-- EXERCISE MATERIAL follows --

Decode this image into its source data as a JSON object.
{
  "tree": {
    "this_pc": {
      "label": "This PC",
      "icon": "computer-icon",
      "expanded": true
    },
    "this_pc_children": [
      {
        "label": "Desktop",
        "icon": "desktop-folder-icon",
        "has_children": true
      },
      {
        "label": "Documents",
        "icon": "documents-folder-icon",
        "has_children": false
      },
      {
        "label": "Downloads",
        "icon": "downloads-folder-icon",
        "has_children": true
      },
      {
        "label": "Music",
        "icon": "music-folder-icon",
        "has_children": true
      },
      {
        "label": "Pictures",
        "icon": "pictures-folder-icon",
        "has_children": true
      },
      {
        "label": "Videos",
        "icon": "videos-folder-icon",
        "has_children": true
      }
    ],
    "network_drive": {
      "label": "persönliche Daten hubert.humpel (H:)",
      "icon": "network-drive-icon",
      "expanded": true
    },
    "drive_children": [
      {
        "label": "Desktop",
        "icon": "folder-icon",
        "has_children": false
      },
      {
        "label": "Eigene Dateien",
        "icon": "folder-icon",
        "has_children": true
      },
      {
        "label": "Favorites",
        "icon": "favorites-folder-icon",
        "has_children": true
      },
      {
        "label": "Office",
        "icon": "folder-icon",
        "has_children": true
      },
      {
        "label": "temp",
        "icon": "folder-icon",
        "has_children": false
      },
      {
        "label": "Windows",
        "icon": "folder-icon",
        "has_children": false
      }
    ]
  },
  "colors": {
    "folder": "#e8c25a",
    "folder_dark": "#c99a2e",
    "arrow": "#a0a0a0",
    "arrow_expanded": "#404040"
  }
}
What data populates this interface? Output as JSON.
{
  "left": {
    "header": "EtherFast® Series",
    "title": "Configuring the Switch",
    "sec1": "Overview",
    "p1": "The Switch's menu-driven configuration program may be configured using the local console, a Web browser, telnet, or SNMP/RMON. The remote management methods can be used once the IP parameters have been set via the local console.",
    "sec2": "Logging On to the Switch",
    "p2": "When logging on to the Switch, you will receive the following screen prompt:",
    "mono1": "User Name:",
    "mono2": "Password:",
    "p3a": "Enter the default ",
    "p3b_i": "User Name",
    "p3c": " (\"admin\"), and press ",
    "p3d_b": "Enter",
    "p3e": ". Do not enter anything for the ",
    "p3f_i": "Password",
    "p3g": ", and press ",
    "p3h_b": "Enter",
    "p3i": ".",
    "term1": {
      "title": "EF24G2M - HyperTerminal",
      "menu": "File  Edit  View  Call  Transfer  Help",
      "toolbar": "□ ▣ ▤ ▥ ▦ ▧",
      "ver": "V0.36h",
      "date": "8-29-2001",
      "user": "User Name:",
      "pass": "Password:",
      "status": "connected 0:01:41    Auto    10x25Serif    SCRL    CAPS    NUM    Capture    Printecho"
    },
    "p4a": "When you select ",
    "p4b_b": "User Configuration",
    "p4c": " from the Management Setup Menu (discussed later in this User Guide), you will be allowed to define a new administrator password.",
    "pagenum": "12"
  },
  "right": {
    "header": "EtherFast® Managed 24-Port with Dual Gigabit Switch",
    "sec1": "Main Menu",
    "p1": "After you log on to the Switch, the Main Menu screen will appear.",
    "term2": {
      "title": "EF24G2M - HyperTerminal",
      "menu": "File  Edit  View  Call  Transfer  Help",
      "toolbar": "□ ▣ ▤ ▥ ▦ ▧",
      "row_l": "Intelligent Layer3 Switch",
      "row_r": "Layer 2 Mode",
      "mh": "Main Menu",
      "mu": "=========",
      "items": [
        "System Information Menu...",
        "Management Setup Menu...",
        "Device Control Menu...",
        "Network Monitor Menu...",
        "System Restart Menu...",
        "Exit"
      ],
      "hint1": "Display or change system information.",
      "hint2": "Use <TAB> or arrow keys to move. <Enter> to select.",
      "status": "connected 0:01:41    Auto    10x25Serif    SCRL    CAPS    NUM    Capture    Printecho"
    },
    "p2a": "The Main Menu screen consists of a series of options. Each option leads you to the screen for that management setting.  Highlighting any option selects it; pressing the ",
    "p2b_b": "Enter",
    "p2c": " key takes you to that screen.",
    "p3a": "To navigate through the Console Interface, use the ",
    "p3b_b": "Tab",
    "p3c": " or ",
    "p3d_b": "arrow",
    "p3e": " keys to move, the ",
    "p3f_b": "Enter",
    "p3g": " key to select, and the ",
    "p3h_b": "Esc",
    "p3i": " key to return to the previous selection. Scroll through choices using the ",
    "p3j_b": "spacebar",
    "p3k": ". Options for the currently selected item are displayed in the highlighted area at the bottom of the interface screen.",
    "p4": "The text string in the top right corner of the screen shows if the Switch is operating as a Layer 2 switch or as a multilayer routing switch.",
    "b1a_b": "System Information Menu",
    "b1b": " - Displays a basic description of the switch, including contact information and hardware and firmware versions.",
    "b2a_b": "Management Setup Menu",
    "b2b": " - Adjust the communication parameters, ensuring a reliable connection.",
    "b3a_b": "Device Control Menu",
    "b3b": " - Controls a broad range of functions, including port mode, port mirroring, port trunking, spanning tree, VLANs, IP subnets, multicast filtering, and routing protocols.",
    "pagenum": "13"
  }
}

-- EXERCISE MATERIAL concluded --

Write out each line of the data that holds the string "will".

SOLUTION BELOW:
    "p2": "When logging on to the Switch, you will receive the following screen prompt:",
    "p4c": " from the Management Setup Menu (discussed later in this User Guide), you will be allowed to define a new administrator password.",
    "p1": "After you log on to the Switch, the Main Menu screen will appear.",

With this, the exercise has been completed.